While greatly oversimplified, the lesson goes something like this. In 1620 only two sources of information and knowledge were recognized: 1) the writings of the Great Aristotle, and 2) the Bible. One day a man wondered how many teeth were in a horse’s mouth. The question perplexed him for some time, and finally he decided it was worth some investigation. First he read the complete works of Aristotle. After many days of study he was disappointed to find that the Great Aristotle had not settled the question. The man then went to his second source. Surely the bible could answer his question. After reading the entire Old and New Testaments he found that the Bible in fact did not shed any light on the number of teeth in a horse’s mouth. Therefore the man came to the conclusion that the amount of teeth found in a horse’s mouth was unattainable knowledge. It was one of the great mysteries that man could never solve. The answer to his question was beyond the grasp of human understanding.

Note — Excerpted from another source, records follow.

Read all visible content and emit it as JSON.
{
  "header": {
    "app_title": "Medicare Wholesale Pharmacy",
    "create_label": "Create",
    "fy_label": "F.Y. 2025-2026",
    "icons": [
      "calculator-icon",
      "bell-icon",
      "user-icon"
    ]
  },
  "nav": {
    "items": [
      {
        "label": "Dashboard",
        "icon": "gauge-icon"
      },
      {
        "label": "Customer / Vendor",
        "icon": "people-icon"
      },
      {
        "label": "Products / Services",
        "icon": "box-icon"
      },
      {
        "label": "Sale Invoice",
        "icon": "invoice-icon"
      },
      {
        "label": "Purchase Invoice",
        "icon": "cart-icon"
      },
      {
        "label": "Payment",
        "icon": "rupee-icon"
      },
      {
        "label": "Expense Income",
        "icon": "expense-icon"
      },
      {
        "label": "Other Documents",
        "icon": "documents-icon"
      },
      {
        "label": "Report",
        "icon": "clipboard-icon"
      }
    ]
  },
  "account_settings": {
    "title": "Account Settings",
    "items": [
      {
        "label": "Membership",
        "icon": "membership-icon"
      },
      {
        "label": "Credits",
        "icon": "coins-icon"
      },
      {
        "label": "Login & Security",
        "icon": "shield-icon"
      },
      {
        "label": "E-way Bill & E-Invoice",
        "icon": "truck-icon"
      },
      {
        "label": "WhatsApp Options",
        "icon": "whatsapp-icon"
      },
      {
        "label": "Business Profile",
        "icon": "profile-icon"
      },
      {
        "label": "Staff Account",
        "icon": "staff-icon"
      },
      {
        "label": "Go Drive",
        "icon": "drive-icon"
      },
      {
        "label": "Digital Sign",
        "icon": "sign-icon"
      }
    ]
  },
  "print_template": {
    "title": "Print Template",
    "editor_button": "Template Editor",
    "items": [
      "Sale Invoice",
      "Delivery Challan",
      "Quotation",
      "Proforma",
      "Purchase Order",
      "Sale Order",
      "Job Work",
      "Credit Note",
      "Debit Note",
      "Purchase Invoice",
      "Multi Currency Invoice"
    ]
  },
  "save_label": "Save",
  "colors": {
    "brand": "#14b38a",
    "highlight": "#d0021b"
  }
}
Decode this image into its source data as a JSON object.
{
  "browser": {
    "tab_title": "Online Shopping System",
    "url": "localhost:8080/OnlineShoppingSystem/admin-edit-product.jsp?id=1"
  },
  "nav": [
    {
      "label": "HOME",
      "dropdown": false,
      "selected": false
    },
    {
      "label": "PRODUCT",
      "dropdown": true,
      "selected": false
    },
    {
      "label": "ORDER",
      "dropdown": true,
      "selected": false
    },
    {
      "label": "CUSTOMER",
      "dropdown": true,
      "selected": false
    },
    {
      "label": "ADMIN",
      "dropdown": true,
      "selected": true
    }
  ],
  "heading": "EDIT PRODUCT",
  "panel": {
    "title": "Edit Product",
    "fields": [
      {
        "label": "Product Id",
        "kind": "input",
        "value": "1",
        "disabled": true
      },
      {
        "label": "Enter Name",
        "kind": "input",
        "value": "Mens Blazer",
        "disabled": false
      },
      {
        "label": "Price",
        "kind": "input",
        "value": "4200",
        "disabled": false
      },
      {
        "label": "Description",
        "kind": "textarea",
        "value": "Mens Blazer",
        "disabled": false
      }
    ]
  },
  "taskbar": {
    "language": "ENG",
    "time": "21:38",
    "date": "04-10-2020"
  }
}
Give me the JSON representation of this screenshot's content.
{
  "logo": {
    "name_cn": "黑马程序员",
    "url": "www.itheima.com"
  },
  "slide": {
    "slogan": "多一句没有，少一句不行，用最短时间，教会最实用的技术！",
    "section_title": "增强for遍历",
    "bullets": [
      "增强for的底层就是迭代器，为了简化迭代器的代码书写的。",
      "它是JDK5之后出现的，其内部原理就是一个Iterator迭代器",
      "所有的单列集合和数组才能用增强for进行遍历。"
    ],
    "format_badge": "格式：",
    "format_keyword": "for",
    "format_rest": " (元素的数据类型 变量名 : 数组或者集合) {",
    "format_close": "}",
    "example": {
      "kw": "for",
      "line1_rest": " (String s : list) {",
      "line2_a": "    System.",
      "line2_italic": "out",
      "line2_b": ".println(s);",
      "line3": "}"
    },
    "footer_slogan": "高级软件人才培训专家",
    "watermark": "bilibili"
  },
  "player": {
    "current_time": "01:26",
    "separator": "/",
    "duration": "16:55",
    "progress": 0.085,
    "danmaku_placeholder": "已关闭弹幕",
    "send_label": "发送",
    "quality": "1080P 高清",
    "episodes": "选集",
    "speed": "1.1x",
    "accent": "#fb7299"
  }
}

At this point my students, being the post-Renaissance thinkers that they are, adamantly declared that this man was stupid. I explained to them that this was Francis Bacon’s point. He wanted people to see that they could learn things through their own observation and experimentation, i.e. the Scientific Method. My kids really got into this idea and wanted to design an experiment to determine the number of teeth in a horse’s mouth. I expected someone to suggest simply finding a horse and counting its teeth, but they had some more adventurous ideas.
1st period wanted to have the horse bite my arm after which they would count the number of puncture wounds in my skin.
2nd period decided that they should shoot the horse and then count the number of teeth that it had.
3rd period wanted to make a mold of the horse’s mouth much like a dentist would to make a retainer. This experiment served two purposes: first the number of teeth could be accurately determined without exposing me to the risk of infectious disease, and second a fashionable grill could then be made for the horse.
5th period thought that rather than shooting the horse they could just tranquilize it prior to counting the number of teeth. I suspect that this class might have been influenced by the PETA. I did have to explain the word tranquilize to half of the class, but once they knew what it meant they thought it was a good idea.
6th period was the most thorough class. One kid suggested chopping the head off of the horse to count the teeth. This significantly distressed one of my special education students who asked “but Miss, what if the horse we chose lost a tooth or something? Then we would get the wrong answer.” Another of my students allayed her fears by suggesting that they could chop the heads off of three horses and take an average. That answer satisfied her.
For those of you who care horses have between 36 and 44 teeth by the time they are five years old.